By Bob Gordon

Located in Kingston, Frontenac Institution is a minimum-security federal prison that includes one of six prison farms operated by Corcan, the employment training arm of Corrections Services Canada (CSC). For more than 60 years, inmates have farmed its 360 hectares. The Kingston area is home to a cluster of CSC institutions that benefit directly from the low-cost eggs and milk produced at Frontenac, as do local food banks that receive food donations.

In 1999, Ducks Unlimited Canada – with the cooperation and support of CSC, Environment Canada and the Kingston Wetlands Working Group, a cooperative partnership of 11 organizations and agencies including the Kingston Field Naturalists – initiated the restoration of five wetlands on the property. The project allowed inmates to witness the revitalization of their natural landscape and contributed to the hands-on learning that makes the Frontenac project unique.
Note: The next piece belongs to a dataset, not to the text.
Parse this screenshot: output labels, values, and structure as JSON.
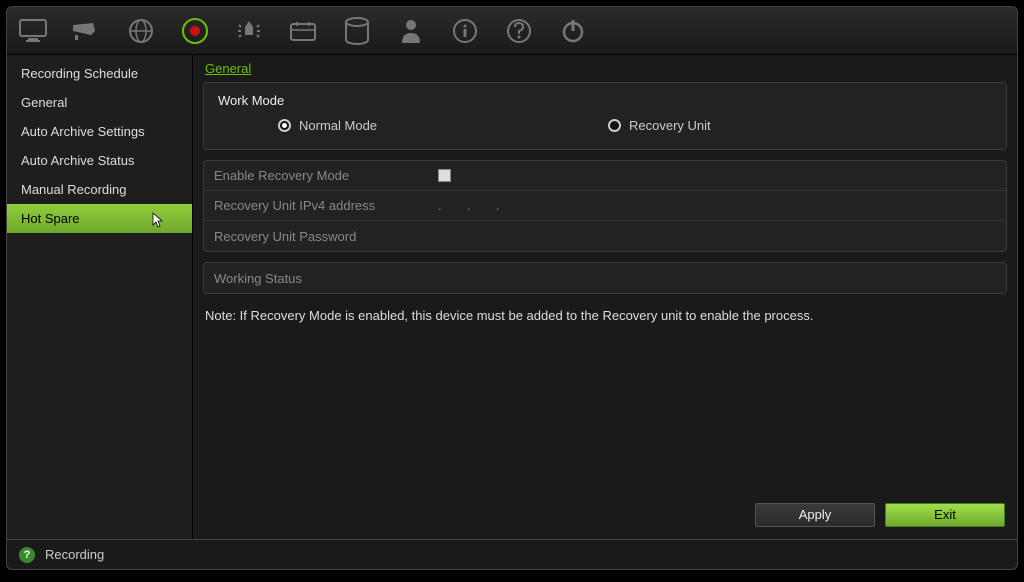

In March, CSC announced that the federal government would be phasing out its six Corcan farms across Ontario and the rest of Canada over a period of two years. The government proposes to divert the $4 million or so in operating costs to other training programs. Corcan acknowledges that the Frontenac Institution farm is in the black even if the prison farm program as a whole is in debt. Says Christa McGregor, senior media relations officer with CSC, “We determined that very few ex-inmates were obtaining work in agriculture.”
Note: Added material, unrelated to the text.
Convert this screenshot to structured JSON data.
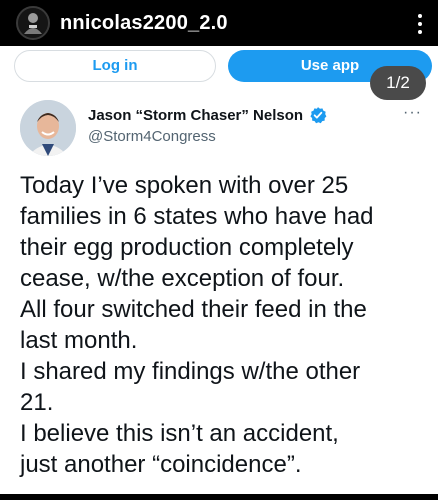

Whether that is the point of the program, however, is an open question. Critics of the closures, including the Save Our Farms campaign, a group made up of individuals who have worked in the fields with the inmates, argue that agricultural training improves skills that can be transferred to other fields.
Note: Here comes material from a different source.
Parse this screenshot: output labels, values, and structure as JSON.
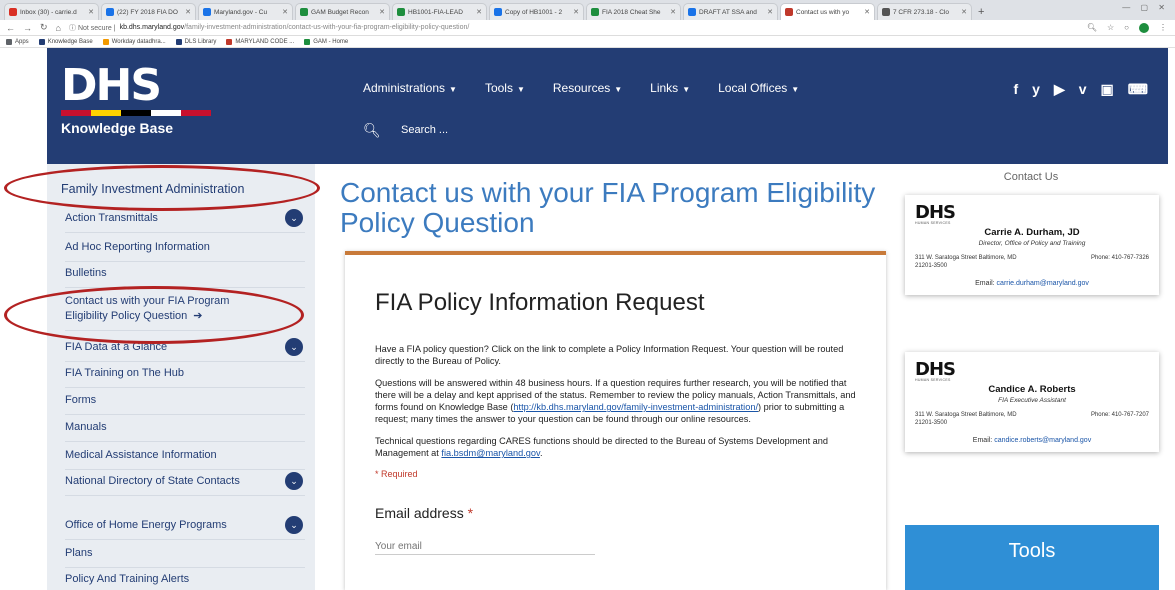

The groups protesting the closures hope to persuade Peter Van Loan, Minister of Public Safety (responsible for CSC), to visit Frontenac and review the closure plan before 2010.